MATERIAL FOR THE TASK START

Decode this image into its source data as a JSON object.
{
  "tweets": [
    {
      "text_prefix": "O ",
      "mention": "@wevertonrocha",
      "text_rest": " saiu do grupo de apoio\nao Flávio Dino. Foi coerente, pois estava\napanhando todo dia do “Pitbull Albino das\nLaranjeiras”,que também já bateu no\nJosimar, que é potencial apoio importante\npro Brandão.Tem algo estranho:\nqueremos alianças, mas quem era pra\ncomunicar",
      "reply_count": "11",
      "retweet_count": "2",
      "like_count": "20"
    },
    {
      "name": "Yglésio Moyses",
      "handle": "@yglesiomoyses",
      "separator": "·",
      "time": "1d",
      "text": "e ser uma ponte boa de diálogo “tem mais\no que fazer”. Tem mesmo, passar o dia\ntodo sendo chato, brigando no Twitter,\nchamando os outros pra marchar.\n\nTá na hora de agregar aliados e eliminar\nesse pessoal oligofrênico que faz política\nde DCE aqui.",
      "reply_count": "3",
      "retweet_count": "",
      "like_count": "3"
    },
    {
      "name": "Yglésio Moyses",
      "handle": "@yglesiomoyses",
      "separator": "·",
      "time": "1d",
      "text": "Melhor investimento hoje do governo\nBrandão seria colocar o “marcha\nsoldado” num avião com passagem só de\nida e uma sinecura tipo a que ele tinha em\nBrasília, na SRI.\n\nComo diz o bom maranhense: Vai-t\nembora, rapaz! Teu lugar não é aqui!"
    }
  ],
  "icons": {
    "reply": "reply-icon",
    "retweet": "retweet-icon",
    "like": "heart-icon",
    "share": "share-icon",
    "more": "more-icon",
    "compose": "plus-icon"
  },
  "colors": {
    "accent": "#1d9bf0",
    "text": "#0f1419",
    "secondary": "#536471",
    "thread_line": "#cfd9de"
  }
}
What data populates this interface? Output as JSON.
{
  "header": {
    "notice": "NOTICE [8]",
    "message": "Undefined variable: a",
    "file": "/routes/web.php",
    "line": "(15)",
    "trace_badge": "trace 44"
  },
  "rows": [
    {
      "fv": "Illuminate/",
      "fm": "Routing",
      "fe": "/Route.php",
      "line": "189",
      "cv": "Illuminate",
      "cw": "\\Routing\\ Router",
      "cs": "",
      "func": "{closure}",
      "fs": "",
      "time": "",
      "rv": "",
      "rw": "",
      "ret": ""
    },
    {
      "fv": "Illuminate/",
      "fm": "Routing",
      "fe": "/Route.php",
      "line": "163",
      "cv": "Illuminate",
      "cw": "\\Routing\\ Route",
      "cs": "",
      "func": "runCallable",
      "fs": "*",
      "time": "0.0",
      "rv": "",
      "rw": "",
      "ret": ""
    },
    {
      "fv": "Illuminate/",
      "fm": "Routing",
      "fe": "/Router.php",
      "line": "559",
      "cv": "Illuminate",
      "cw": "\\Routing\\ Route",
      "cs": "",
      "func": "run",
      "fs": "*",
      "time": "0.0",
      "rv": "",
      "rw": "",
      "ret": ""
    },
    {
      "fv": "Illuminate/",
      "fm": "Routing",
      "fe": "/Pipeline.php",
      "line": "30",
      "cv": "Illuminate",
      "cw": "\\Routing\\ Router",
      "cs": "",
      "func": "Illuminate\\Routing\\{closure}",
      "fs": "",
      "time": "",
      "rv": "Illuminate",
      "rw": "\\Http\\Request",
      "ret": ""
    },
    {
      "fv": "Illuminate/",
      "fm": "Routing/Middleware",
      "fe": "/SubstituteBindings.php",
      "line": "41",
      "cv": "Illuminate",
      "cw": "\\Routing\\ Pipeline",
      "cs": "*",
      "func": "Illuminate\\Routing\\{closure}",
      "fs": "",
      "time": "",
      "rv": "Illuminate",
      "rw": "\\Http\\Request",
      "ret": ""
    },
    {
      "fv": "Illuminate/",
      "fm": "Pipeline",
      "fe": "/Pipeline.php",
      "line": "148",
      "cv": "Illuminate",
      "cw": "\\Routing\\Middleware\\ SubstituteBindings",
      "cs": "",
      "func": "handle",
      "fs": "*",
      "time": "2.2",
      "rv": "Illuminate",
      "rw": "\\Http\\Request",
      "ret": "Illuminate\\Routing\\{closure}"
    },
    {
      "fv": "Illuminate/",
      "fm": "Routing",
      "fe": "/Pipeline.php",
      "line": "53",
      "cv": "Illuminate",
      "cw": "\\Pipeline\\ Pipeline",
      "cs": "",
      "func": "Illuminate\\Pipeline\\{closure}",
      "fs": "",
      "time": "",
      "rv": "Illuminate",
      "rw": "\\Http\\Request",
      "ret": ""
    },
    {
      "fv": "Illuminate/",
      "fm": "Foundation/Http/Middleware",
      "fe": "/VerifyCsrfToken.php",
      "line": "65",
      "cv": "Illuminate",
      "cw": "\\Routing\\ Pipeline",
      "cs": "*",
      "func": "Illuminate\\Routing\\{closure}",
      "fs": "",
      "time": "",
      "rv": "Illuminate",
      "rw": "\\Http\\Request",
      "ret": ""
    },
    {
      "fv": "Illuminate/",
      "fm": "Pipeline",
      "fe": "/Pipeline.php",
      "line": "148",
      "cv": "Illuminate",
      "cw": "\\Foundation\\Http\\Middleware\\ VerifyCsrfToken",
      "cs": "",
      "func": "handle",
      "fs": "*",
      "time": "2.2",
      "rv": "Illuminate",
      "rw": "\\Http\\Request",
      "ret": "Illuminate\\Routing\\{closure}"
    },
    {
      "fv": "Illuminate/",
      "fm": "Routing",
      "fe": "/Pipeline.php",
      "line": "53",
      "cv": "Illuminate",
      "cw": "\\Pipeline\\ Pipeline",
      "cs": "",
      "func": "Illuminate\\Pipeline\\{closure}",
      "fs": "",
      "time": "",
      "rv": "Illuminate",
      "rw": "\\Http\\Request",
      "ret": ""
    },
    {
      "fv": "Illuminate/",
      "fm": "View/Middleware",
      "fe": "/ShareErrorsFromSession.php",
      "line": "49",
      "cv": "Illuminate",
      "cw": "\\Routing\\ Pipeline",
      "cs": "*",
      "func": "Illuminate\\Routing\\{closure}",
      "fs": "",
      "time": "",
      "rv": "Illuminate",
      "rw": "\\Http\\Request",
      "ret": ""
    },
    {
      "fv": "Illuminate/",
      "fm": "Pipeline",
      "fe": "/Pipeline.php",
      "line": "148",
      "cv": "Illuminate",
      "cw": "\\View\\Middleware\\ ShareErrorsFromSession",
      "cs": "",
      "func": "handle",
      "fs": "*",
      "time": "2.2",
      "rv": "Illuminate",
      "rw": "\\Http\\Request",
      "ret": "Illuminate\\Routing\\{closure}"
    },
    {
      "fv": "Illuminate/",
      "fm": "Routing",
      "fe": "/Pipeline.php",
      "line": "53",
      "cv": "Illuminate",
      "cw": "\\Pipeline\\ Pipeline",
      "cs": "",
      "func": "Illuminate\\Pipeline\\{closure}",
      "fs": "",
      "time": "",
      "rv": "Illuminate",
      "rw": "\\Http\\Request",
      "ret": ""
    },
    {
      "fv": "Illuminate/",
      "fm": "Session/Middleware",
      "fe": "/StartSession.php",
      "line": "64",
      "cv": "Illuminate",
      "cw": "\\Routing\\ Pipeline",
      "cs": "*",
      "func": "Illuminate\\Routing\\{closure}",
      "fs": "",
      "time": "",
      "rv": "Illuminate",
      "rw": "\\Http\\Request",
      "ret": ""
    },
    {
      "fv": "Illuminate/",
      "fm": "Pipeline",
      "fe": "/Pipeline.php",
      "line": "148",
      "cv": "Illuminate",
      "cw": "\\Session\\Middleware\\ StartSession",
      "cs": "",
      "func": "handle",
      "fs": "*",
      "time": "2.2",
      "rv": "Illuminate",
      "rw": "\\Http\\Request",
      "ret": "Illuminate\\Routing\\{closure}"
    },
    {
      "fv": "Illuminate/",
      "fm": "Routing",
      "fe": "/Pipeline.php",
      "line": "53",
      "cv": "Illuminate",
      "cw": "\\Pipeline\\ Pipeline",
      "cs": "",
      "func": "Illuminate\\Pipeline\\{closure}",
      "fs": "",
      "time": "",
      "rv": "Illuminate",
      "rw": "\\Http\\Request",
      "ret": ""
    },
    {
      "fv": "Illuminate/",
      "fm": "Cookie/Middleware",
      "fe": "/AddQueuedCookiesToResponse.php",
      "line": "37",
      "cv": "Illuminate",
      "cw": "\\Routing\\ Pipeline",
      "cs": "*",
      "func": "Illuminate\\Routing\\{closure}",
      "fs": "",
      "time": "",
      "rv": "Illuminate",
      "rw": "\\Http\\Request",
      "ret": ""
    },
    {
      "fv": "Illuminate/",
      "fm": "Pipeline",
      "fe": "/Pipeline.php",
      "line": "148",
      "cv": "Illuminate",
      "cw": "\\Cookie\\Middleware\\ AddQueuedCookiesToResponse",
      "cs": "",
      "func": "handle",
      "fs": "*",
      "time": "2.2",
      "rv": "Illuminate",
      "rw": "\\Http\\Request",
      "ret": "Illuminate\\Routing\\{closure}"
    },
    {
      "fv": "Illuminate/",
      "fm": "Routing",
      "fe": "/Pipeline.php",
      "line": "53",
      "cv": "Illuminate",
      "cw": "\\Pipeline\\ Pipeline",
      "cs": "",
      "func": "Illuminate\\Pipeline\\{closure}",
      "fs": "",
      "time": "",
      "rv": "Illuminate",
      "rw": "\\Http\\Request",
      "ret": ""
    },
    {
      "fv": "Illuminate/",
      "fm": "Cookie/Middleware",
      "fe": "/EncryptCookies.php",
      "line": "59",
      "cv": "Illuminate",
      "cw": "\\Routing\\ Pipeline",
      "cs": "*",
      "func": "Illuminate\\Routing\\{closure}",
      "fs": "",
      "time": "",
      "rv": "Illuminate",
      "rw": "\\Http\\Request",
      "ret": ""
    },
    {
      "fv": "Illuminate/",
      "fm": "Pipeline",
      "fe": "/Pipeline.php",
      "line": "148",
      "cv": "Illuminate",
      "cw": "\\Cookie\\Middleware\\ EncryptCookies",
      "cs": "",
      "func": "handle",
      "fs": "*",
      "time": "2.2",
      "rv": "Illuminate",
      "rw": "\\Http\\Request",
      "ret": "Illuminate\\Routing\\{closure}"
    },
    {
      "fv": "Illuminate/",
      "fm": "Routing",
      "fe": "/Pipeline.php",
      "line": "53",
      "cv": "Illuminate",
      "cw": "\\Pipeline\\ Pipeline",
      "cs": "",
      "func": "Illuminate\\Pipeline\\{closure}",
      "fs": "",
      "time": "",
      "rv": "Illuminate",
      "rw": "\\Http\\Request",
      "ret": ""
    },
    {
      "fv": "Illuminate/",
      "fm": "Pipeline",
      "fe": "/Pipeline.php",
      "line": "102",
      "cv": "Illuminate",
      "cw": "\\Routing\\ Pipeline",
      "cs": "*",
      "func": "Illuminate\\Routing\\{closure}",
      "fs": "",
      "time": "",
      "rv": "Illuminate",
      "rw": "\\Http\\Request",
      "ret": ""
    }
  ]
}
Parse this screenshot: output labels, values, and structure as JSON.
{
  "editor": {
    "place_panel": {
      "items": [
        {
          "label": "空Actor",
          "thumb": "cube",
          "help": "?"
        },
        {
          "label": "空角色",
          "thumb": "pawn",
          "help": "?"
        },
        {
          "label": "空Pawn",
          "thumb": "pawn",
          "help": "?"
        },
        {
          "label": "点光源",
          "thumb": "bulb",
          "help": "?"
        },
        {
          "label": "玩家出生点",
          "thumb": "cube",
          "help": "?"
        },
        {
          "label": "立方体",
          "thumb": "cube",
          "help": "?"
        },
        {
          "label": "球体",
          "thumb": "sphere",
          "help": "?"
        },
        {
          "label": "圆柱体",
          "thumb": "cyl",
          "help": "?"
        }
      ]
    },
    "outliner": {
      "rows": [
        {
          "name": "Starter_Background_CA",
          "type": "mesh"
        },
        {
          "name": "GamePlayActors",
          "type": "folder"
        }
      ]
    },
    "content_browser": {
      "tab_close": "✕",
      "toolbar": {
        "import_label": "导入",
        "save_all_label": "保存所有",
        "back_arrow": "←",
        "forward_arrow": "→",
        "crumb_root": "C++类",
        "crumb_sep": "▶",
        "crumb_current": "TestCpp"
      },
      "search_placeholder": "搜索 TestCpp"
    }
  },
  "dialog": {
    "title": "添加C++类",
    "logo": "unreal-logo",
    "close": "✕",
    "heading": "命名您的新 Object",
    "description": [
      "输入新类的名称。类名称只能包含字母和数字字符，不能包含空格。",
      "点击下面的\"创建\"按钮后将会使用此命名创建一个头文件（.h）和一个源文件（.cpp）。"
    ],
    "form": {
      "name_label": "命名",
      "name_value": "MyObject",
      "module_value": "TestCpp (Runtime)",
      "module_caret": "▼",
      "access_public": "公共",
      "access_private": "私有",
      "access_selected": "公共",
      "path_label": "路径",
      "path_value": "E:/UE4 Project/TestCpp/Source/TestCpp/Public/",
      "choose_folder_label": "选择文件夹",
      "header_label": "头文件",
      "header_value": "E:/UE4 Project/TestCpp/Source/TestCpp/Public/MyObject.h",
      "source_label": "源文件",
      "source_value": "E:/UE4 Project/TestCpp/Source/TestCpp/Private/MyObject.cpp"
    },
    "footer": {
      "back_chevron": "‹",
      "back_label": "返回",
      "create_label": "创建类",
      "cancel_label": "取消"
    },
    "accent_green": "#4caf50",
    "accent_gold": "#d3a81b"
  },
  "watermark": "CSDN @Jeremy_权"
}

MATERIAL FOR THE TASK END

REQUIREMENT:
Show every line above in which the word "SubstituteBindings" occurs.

OUTPUT FOR THIS TASK:
      "fe": "/SubstituteBindings.php",
      "cw": "\\Routing\\Middleware\\ SubstituteBindings",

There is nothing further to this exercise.